Even in the bay the wind was 25 knots, but the anchor was well dug in so we were confident we would be OK, but still Simon slept on deck and set the anchor alarm just in case.

The forecast was for calmer weather on Thursday, but then gale force winds from Friday lunchtime, so we decided to find a more sheltered anchorage and headed for Mirsini on Skhinousa, which we found almost empty - just two Greek yachts, so we found a comfortable place on the quay.
We had a delicious lunch at Mersini taverna behind the beach, then relaxed after two days heavy sailing.

On Friday morning we walked up to the hora to do some shopping, passing an emaciated donkey
and the financial district.

The hora is pretty nondescript, having been developed for tourists who fill the island in high season, but who were now conspicuous by their absence, but there were spectacular views to the many beaches around the island.
On Saturday, after shopping, putting extra lines on the boat, swimming, lunch and a siesta, the day flashed by, the wind still very strong and no yachts coming or going.
On Sunday we walked over the hill to the north, to look at the sea state, and walked down to a little chapel on the headland.

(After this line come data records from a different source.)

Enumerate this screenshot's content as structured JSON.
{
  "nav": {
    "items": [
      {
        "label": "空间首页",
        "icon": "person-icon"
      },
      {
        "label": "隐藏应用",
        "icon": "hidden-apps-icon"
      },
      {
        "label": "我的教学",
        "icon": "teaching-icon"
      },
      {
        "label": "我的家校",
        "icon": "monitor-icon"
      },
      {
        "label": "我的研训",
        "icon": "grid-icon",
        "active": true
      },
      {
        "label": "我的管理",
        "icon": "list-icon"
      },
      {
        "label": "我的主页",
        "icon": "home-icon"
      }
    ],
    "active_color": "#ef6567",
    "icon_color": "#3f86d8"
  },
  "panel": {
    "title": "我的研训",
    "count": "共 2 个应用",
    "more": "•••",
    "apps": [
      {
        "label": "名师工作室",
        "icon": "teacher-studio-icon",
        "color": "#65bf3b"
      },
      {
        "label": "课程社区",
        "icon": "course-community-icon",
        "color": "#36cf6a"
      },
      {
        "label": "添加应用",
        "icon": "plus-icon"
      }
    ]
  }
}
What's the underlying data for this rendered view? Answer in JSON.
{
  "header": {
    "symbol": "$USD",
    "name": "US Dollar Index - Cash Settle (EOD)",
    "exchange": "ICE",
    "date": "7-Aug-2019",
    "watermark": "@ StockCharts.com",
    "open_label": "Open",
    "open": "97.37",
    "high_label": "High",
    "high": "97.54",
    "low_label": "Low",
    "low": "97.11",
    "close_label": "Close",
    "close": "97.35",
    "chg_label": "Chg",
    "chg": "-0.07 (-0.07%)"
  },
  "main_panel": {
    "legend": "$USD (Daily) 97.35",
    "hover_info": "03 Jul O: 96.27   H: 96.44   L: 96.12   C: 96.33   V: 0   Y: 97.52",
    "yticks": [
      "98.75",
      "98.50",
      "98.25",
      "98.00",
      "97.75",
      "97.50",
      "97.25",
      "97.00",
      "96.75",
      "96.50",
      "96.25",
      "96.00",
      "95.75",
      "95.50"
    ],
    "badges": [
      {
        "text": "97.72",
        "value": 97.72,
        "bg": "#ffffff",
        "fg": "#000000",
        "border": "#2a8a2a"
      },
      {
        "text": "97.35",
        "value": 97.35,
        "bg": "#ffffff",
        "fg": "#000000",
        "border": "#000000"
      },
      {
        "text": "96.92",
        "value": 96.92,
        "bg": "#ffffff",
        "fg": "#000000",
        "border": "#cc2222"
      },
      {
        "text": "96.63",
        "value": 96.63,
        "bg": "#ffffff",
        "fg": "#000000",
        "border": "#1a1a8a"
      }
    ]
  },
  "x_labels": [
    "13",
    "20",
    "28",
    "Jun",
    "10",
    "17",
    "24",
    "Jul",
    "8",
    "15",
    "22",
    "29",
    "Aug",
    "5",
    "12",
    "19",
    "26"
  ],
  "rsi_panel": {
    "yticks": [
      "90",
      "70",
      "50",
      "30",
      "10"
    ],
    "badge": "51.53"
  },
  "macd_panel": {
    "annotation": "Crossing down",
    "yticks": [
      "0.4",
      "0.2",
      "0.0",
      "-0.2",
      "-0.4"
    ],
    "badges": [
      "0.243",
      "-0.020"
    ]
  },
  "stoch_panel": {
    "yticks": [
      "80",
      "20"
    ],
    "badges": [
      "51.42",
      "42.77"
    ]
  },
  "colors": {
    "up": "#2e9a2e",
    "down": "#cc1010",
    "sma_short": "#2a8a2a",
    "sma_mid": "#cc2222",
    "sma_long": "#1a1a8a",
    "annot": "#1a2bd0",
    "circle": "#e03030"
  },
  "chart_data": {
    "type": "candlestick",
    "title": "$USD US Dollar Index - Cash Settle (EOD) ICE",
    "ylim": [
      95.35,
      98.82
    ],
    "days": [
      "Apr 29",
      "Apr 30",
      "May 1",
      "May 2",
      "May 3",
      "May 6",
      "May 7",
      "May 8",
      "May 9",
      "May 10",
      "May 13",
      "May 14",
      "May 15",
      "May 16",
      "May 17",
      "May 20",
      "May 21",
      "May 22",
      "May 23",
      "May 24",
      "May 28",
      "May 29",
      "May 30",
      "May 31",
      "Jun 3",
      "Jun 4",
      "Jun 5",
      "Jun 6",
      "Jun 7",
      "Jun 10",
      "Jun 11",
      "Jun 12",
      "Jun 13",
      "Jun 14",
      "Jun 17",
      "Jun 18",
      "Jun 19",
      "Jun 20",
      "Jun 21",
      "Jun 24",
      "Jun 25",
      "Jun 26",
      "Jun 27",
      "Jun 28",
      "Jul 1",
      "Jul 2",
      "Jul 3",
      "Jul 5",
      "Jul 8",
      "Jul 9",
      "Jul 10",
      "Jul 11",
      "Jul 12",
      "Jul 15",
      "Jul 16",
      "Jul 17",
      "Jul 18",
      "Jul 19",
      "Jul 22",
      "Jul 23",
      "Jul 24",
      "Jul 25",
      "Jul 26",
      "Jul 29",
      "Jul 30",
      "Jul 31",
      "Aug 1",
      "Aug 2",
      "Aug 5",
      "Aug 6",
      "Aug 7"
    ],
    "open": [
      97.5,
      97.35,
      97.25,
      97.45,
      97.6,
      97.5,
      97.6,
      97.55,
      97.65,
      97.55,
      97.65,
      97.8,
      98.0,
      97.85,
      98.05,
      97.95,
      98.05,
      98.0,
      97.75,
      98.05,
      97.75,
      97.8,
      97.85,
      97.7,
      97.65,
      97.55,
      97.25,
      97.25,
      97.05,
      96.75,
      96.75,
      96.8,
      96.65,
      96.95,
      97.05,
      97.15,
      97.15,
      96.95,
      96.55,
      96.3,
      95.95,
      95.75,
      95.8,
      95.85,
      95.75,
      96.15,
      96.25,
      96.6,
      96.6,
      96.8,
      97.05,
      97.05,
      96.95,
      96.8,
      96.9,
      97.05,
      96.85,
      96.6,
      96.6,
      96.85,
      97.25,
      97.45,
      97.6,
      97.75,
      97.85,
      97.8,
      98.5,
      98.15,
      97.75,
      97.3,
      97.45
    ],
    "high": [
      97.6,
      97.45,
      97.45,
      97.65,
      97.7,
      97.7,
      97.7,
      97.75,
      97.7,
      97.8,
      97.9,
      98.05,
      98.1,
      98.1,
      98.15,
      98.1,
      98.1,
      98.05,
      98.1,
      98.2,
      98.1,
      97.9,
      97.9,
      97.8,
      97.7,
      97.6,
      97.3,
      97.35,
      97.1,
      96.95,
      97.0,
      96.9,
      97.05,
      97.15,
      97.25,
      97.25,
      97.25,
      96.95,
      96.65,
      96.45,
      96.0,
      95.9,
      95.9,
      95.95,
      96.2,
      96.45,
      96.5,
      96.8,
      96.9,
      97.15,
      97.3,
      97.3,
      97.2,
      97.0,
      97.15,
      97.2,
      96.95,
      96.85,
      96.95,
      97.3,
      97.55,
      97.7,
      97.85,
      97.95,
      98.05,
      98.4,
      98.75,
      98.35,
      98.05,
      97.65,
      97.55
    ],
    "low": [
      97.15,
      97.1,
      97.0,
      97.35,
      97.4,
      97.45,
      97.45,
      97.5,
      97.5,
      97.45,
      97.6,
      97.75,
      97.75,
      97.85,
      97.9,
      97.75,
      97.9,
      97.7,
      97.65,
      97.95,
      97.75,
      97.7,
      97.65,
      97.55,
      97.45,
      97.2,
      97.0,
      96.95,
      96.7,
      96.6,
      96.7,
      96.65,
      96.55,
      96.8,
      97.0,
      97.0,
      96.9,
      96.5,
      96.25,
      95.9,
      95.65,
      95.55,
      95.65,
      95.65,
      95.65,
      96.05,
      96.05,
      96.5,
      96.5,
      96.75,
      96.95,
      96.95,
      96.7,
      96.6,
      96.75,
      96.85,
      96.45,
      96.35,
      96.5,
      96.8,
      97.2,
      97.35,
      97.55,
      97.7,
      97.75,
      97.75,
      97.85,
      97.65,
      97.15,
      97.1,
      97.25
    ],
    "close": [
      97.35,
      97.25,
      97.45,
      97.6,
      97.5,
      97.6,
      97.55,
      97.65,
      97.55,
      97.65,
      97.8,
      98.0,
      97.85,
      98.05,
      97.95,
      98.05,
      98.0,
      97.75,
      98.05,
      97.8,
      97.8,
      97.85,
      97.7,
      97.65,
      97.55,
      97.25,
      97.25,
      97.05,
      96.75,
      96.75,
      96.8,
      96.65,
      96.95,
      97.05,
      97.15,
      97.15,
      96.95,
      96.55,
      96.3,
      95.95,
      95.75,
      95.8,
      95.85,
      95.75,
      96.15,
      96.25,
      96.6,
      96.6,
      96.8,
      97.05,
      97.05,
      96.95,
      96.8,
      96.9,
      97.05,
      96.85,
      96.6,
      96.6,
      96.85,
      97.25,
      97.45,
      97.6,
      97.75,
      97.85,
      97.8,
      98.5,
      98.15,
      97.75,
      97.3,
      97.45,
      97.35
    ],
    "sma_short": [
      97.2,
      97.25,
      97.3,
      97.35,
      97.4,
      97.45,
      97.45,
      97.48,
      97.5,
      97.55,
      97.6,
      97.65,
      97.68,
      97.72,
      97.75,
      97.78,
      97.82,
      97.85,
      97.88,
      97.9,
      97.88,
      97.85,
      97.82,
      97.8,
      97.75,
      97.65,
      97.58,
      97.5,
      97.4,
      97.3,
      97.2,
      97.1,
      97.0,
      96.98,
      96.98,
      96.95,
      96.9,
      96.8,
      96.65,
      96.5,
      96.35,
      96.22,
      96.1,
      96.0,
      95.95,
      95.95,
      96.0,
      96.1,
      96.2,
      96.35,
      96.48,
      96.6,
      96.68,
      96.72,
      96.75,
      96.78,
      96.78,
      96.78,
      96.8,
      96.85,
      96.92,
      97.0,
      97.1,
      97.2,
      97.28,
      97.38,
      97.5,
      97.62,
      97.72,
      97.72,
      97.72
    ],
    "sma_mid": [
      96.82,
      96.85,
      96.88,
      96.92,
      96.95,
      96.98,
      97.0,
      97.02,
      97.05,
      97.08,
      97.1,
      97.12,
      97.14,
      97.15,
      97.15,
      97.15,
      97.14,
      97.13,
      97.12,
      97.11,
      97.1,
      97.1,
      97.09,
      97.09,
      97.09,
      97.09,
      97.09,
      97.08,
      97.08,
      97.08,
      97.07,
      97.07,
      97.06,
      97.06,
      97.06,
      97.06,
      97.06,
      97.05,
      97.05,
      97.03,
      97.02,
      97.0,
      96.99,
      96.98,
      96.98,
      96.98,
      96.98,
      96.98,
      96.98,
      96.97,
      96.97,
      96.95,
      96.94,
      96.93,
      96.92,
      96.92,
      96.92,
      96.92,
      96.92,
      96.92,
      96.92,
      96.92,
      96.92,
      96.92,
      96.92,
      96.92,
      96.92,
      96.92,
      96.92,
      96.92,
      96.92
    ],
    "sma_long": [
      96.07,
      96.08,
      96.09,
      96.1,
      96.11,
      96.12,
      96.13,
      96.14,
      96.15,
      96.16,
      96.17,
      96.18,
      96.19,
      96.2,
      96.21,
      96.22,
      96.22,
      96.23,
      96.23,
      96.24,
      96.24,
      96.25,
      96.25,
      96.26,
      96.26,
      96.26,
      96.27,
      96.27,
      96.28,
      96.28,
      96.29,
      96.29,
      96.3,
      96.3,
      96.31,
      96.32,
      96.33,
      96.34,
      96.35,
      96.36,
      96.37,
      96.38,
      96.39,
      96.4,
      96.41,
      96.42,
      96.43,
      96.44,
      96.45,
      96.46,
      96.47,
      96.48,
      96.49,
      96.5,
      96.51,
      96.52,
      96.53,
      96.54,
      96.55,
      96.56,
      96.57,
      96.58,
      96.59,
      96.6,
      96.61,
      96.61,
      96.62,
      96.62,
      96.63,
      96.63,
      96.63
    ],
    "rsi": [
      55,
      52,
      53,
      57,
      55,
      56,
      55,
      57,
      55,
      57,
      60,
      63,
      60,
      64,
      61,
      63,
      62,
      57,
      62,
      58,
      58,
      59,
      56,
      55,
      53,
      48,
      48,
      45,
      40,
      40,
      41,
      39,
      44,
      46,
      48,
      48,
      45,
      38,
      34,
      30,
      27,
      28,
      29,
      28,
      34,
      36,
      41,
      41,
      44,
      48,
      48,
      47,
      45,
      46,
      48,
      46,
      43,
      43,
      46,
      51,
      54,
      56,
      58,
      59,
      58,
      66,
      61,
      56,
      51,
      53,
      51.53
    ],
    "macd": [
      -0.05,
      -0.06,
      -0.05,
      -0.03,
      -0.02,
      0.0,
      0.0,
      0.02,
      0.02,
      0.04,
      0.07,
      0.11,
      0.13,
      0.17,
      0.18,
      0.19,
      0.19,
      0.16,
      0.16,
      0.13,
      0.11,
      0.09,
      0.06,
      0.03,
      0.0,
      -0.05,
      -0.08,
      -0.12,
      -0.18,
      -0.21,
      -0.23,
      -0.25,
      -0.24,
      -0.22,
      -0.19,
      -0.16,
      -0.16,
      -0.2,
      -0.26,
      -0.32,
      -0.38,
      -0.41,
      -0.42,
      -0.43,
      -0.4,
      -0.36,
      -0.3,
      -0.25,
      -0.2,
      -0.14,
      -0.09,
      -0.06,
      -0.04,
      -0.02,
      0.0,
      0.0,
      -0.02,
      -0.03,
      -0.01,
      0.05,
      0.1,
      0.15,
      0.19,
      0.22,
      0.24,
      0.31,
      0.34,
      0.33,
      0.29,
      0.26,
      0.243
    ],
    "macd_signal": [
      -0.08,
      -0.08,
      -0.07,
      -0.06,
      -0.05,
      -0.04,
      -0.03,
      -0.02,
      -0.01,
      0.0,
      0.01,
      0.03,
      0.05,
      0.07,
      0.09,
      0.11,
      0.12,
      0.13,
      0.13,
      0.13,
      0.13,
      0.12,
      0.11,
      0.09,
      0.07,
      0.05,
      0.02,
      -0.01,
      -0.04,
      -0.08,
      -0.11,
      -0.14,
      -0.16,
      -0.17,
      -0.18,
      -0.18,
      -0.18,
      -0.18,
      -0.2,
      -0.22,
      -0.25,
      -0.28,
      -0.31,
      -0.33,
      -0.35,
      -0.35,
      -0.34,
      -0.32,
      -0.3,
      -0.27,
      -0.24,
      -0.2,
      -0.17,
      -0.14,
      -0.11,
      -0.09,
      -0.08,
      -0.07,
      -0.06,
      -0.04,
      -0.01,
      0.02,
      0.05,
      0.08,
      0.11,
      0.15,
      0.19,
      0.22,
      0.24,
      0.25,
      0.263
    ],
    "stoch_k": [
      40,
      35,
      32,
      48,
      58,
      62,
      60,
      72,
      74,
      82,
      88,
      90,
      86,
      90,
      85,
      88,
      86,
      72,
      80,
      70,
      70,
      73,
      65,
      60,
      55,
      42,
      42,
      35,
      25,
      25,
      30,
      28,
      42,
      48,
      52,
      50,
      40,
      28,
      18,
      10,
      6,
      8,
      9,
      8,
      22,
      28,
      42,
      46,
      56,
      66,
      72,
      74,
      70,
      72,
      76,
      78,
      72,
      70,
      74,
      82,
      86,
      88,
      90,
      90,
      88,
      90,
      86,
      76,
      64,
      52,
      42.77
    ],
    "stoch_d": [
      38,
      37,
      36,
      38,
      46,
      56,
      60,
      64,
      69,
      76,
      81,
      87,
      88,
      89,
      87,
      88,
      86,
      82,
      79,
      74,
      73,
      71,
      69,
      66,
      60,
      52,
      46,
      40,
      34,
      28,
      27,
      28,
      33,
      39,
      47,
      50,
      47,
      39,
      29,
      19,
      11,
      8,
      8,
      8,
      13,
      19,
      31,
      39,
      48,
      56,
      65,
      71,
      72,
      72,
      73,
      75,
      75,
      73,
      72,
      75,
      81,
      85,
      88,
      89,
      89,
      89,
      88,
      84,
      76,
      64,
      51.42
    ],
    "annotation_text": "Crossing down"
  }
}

We could see that the wind was still blowing hard and the forecast is to keep blowing through Monday, so we decided to stay here until Tuesday and then head up to Naxos to explore the island. The local ferries have been cancelled for the last two days. On Saturday a stranded Greek couple were hoping to find a yacht to take them to Naxos and on Sunday a Swimtrek group were brought over from Naxos  a day late crammed onto a yacht. We wouldn't fancy inter-island swimming in these seas, but presumably they will find some sheltered passages.
We are very happy to be storm bound here. It is very peaceful on the little quay with friendly Greek and Italian neighbours, sandy beaches and lovely swimming in very clear water, an excellent taverna and reasonable shopping in the hora.